▶ **Action item**: Only the lines that include "name" should be copied from the data below.

▶ **Supplied information**:
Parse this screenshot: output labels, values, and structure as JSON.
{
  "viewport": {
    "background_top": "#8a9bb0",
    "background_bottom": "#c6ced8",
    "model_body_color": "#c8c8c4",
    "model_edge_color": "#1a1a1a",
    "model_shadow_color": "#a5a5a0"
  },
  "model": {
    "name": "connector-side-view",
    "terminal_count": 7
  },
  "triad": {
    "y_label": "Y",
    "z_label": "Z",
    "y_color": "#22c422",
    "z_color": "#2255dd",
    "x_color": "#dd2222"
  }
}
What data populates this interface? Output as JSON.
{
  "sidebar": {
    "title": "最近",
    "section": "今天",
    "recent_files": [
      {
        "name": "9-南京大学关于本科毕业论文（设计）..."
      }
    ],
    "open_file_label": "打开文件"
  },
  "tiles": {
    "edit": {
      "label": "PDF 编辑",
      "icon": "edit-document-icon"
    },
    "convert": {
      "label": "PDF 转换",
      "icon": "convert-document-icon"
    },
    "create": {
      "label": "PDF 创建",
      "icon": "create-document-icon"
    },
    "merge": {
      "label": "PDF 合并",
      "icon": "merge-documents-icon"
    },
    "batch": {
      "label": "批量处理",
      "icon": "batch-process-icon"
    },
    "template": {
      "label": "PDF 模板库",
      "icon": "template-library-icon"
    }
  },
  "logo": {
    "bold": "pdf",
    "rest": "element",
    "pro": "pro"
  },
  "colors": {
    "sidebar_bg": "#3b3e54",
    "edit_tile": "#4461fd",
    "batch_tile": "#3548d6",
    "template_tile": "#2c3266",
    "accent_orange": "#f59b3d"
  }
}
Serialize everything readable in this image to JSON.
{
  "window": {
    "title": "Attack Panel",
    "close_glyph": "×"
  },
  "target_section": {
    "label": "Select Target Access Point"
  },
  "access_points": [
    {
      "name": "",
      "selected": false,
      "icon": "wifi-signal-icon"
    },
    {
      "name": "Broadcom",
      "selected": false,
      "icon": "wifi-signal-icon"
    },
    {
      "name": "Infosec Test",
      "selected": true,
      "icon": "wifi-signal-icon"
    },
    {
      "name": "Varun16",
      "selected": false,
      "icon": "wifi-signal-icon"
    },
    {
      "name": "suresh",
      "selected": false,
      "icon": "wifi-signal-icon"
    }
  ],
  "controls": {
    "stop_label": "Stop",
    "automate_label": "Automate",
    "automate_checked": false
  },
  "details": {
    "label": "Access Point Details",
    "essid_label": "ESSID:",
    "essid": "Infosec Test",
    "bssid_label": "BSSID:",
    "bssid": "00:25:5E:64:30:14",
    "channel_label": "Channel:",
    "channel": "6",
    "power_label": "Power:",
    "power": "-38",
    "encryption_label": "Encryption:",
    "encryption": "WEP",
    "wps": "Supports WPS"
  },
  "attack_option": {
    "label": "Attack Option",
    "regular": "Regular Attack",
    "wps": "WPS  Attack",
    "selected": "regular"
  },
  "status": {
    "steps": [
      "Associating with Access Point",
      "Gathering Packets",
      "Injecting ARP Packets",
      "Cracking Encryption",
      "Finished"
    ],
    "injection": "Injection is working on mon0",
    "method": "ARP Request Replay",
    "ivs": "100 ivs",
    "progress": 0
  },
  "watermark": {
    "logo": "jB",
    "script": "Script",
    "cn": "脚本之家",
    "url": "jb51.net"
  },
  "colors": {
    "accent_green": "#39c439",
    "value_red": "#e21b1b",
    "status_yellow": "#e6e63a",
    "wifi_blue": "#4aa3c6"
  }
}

▶ **Response area**:
    "name": "connector-side-view",
        "name": "9-南京大学关于本科毕业论文（设计）..."
      "name": "",
      "name": "Broadcom",
      "name": "Infosec Test",
      "name": "Varun16",
      "name": "suresh",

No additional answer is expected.